I share the opinion of the greatest humanist of all time. William Shakespeare, despite his famous plays about King Lear and “star-crossed lovers”, said, “it is not in the stars to hold our destiny but in ourselves” (2). We can and should shape our lives. It is our personal choice that matters. But this choice should first and foremost differentiate between matters that can and can’t be changed. We should have the strength to change whatever we can, accept the unchangeable, and be wise to differentiate between the two.
I think that apt choice between these three invariable elements of life will help to avoid the two temptations of total passivity and self-assured planning. We can hardly become total masters of our life due to limited human abilities, but we can definitely become good managers of it, for skillful management means first and foremost the ability to choose from the existing alternatives, create new ones and plan ahead, taking into the account force majeure circumstances and not blaming fate for mistakes or counting on casual streaks of luck for success.
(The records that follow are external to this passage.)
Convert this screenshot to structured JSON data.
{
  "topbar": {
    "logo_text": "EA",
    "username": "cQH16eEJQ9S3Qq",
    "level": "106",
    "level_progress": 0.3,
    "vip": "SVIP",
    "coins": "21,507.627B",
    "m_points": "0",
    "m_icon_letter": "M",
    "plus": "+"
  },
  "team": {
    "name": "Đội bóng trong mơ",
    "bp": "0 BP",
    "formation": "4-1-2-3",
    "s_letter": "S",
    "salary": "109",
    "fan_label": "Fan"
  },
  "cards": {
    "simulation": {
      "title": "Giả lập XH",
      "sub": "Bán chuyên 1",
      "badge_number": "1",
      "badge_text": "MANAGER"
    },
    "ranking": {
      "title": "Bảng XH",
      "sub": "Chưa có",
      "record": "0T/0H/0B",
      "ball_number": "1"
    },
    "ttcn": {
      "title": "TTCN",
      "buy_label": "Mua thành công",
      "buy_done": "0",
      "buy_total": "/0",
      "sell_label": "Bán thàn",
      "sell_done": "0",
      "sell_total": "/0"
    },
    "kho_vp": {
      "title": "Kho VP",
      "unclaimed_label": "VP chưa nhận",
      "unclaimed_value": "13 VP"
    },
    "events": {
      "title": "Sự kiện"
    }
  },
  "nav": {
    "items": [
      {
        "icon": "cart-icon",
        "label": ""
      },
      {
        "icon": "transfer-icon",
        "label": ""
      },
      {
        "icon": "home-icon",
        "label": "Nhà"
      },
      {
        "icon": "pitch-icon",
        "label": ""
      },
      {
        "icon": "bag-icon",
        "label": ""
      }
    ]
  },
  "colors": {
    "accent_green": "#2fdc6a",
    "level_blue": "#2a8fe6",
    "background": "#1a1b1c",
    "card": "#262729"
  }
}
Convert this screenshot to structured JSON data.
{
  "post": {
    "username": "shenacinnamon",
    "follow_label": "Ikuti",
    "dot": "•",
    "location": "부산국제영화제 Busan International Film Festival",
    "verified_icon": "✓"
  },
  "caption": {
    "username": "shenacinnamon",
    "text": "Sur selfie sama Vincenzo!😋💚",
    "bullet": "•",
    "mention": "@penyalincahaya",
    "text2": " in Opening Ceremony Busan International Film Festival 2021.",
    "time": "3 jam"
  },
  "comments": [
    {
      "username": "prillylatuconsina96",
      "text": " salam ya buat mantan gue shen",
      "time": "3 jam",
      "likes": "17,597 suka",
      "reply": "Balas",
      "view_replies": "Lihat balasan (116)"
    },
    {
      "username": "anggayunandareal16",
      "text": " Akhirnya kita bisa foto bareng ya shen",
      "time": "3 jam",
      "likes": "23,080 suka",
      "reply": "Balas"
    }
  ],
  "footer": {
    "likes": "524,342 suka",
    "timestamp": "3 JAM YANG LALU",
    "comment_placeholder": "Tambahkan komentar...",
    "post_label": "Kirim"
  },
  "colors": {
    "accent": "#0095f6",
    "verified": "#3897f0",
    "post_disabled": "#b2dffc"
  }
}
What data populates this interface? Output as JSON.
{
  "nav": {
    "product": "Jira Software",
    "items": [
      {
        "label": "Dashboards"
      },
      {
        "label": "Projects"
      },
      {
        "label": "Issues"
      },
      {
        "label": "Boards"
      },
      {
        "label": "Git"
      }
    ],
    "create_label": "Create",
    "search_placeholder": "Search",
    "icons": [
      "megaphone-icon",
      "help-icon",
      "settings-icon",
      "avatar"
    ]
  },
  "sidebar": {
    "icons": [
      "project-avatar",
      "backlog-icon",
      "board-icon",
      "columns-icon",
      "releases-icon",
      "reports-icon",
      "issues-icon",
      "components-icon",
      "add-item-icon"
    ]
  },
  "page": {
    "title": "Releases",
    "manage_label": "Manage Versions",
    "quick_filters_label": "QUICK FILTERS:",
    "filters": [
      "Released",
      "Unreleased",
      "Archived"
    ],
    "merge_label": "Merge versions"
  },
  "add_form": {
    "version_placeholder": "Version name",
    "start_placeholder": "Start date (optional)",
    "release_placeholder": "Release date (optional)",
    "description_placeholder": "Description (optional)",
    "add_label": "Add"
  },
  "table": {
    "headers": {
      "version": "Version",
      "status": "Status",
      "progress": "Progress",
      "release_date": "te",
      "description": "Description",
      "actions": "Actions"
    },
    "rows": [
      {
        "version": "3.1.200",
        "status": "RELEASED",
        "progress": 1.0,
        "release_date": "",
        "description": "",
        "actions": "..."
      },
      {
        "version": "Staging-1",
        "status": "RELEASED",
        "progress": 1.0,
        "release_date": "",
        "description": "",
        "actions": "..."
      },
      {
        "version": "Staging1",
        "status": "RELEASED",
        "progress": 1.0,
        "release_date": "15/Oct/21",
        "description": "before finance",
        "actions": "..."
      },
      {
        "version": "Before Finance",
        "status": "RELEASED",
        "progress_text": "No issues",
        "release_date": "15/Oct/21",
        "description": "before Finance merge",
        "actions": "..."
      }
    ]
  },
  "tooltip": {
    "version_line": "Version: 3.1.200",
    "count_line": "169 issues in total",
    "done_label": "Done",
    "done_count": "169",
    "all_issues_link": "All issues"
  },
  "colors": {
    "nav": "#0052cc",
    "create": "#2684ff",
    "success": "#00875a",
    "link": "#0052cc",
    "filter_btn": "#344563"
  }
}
- “Fate quotes”. Thinkexist.com. Retrieved on February 8, 2007, from http://thinkexist.com/quotations/fate/
- Khurana, S. “Quotes About Fate”. About Inc. Retrieved on February 8, 2007, from “http://quotations.about.com/cs/inspirationquotes/a/Destiny5.htm